In turn, this boosted tax revenues and conservative budget forecasts allowed Ireland to beat its budget goals each year. Moving into 2013, the patient was starting to show signs of recovery.
Slowly, confidence returned in the international bond markets and Ireland was able to start borrowing again and to exit the bailout at the end of 2013. While controversy will rage for years to come on the policies Ireland signed up to during the bailout, getting out from under the control of the troika at the end of 2013 was a significant victory for Kenny and the defining moment of that coalition government.

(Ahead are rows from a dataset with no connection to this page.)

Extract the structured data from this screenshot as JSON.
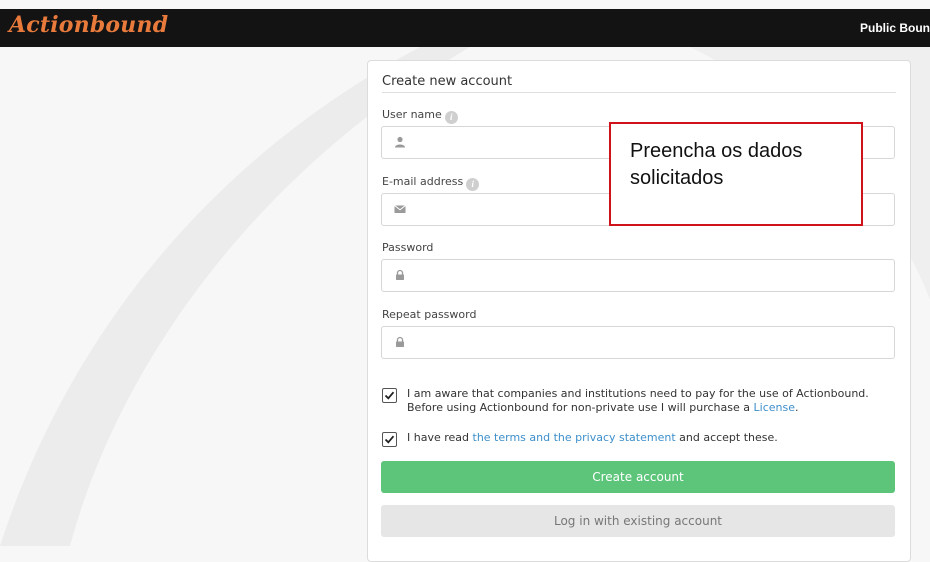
{
  "header": {
    "logo": "Actionbound",
    "nav_link": "Public Boun"
  },
  "form": {
    "title": "Create new account",
    "fields": [
      {
        "label": "User name",
        "icon": "user-icon",
        "value": ""
      },
      {
        "label": "E-mail address",
        "icon": "envelope-icon",
        "value": ""
      },
      {
        "label": "Password",
        "icon": "lock-icon",
        "value": ""
      },
      {
        "label": "Repeat password",
        "icon": "lock-icon",
        "value": ""
      }
    ],
    "consent1": {
      "checked": true,
      "text_line1": "I am aware that companies and institutions need to pay for the use of Actionbound.",
      "text_line2_pre": "Before using Actionbound for non-private use I will purchase a ",
      "link": "License",
      "text_line2_post": "."
    },
    "consent2": {
      "checked": true,
      "pre": "I have read ",
      "link": "the terms and the privacy statement",
      "post": " and accept these."
    },
    "create_button": "Create account",
    "login_button": "Log in with existing account"
  },
  "callout": {
    "text": "Preencha os dados solicitados"
  },
  "colors": {
    "header_bg": "#131313",
    "logo": "#e87a3c",
    "primary_button": "#5cc57a",
    "secondary_button": "#e6e6e6",
    "link": "#3d8fcb",
    "callout_border": "#d0121b"
  }
}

When Kenny became Taoiseach, there was already talk of a second bailout being needed and dark warnings about further losses hidden deep in the Irish banking system. You could argue that the coalition did not have a lot of choice in its economic approach – and that the international pick-up and the calming of euro tensions was a key factor. And both these things are true. But regaining economic independence was far from a foregone conclusion when Kenny took office.
It remains a major bugbear of members of that coalition that they felt they never got the credit they deserved for working their way through the bailout and out the far side. In their early period in power, in particular, the financial system remained under significant strain and success was not guaranteed. It could all have gone from bad to worse, but it didn’t.
The approach of playing by the rules and meeting all the targets worked economically, but ironically it also had a political cost, especially for a coalition whose election platform was that it would stand up to Europe.
This was a particular issue for Labour, with its “Labour’s way or Frankfurt’s way” election rhetoric – particularly as the ECB was seen to have won on the politically toxic bondholder issue. The public were still stung by the bank bailout as well as the huge hits to their living standards, and were getting ready to bite back.
If the coalition felt under-appreciated for getting Ireland out of the bailout, the political reaction to its economic policies was only to get worse. Apparently lacking some direction after leaving the bailout, the coalition got hammered in the row over water charges, controversy surrounding IBRC and the general kick-back against austerity.
Despite steady economic growth, the 2016 general election saw Fine Gael hit and Labour hammered. The resulting “new politics” produced an unprecedented political line-up and a budget that introduced modest further tax cuts and spending increases, with new spending funded in particular by a surge in corporation tax receipts.
The trouble for the next taoiseach is that Budget 2018 will not allow any significant leeway to curry favour with the voters. In fact, given existing spending commitments, the initial indicators are that the scope for extra spending and tax cuts will be limited. The Government will hope that, like every year recently, overperforming tax revenues will provide room for a bit more largesse. But sluggish tax receipts in the early months of the year have put this in doubt and, at worst, could remove room for manoeuvre completely come October.
So the difficult economic message for the new taoiseach to sell is that this may be as good as it gets in terms of the tax we pay and what it funds. If we want more, we will have to pay for it via tax. In theory, if the economic winds stay favourable, EU budget rules would give us a bit more budget leeway from 2018 on. In practice, this is based on economic growth forecasts which are now in danger because of Brexit.
The second difficult economic message for the new taoiseach is to find a way of dealing with this uncertainty. Brexit could be a big economic hit. Or, if a decent trade deal is done between Britain and the EU, it could be tricky, but not too bad. For Ireland, there is a world of a difference between a hard and soft Brexit. Planning for this, and communicating it politically, will be at least as tricky a task as plotting the path out of the bailout.